Thursday, November 08, 2012

Argument For More Debt

Mark Weisbrot writes yesterday in The Guardian about the benefit of an Obama second term and how the media facilitated that eventuality. His piece is, as Guardian pieces tend to be, fairly well reasoned in a liberally slanted manner, and I will comment on just one statement that he makes in support of America’s fiscal position. It is one much used by economists in arguing for continued deficit spending, and I regard it as absurd.

“For the record,” he says parenthetically, “the US currently pays less than 1% of GDP in net interest annually on the federal debt – less than it has paid during the past 60 years.”

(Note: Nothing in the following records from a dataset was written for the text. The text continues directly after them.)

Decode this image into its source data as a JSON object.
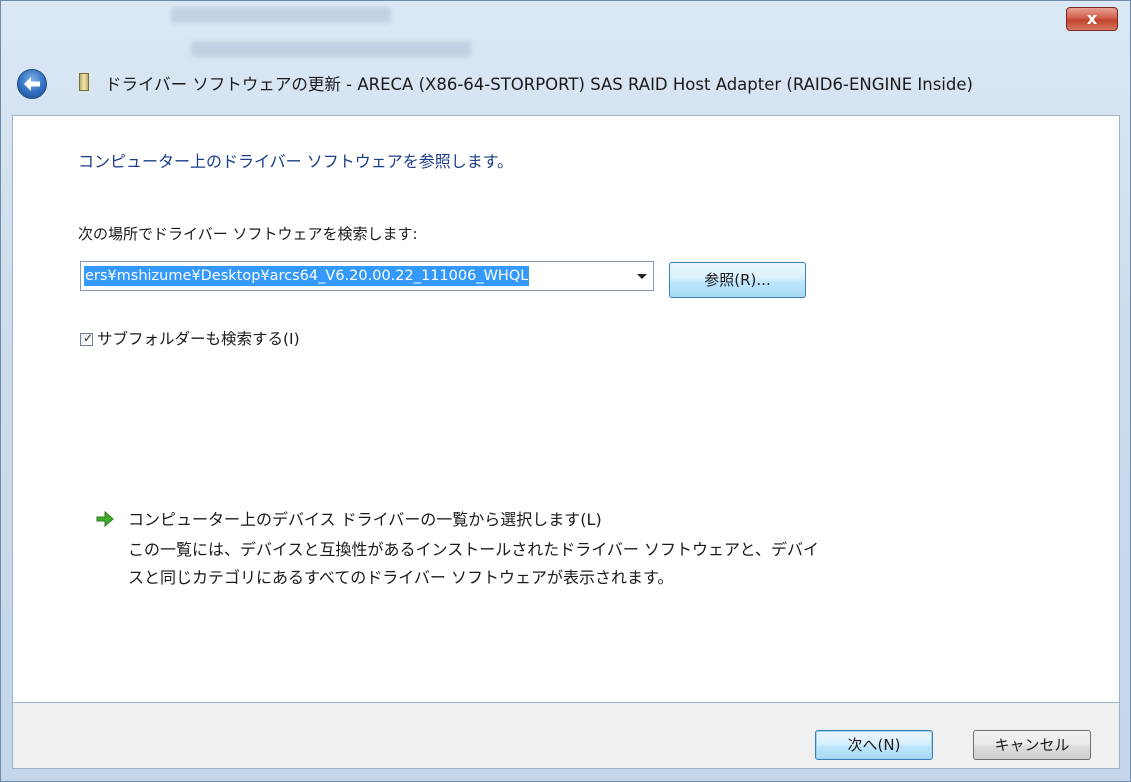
{
  "window": {
    "title": "ドライバー ソフトウェアの更新 - ARECA (X86-64-STORPORT) SAS RAID Host Adapter (RAID6-ENGINE Inside)",
    "close_label": "x"
  },
  "content": {
    "heading": "コンピューター上のドライバー ソフトウェアを参照します。",
    "search_label": "次の場所でドライバー ソフトウェアを検索します:",
    "path_value": "ers¥mshizume¥Desktop¥arcs64_V6.20.00.22_111006_WHQL",
    "browse_label": "参照(R)...",
    "include_subfolders": {
      "label": "サブフォルダーも検索する(I)",
      "checked": true
    },
    "pick_from_list": {
      "title": "コンピューター上のデバイス ドライバーの一覧から選択します(L)",
      "description": "この一覧には、デバイスと互換性があるインストールされたドライバー ソフトウェアと、デバイスと同じカテゴリにあるすべてのドライバー ソフトウェアが表示されます。"
    }
  },
  "footer": {
    "next_label": "次へ(N)",
    "cancel_label": "キャンセル"
  },
  "icons": {
    "back": "back-arrow-icon",
    "device": "device-icon",
    "green_arrow": "green-arrow-icon"
  },
  "colors": {
    "heading": "#1a3c8a",
    "selection": "#3399ff",
    "close_button": "#c1432d"
  }
}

When you make an application for credit, does the bank look at the amount of interest you pay as a percentage of your employer’s income? “I pay interest on my $400,000 mortgage at 3.9% which is $15,600. My employer’s income is $12.6 billion, so I am paying a mere 0.0012% of my employer’s income in interest.” Right, I don’t think so.

For a long time economists cited government interest as a percentage of government revenue. That, however, became a large and frightening percentage, so they began citing interest payments as a percentage of government expense. Since we spend more than we take in that was a smaller percentage, but eventually that also became a large and frightening percentage, and so now we are citing interest payment as a percentage of GDP. That is a completely meaningless number, but it has the advantage of being small and thus facilitates the argument for continued deficit spending.

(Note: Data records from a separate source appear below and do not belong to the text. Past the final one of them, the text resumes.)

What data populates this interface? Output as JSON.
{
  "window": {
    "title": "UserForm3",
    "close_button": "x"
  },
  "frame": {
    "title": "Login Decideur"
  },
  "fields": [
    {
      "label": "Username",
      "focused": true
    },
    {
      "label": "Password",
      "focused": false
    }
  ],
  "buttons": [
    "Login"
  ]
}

Economists used to do the same thing with government debt, by the way. They cited the amount of the debt as a percentage of annual government revenue, then of annual government spending. When the amount of debt became larger than annual spending, that is the percentage was larger than 100%, the basis switched to a percentage of GDP and the basis for interest payments followed suit.

I have no idea what basis they will use when the debt as a ratio of GDP becomes too large as it has in, for instance, Japan, where it is more than 200% of GDP. Probably use the world economy or some fictional World Bank balance.

The other nonsensical aspect of this issue is that the reason for our low cost of interest on the debt is that government has artificially set interest rates at zero and left them there indefinitely. The reasons why this is a pernicious policy are too numerous to go into here, but the policy is idiotic in the extreme and eventually the interest rate which we pay on that debt is going to go back up to a sane level. When it does the grits, as we say in the south, are really going to hit the fan.

If you don’t know what grits are, I recommend Wikipedia, although it says that they can be fried in vegetable oil or butter. Good God. Frying them in anything other than bacon drippings or lard would be criminal.

1 comment:

  1. bruce9:50 AM

    GDP is a poor basis for calculating.. whatever they are doing. GDP indiates all goods and services, not income or outgo or expenses. And the government doesn't get this as income or taxes or anything. Most or all of that is non-governmental anyway.

    Another spin to hide troubles, ignorance is bliss. Until the grits hit the fan indeed.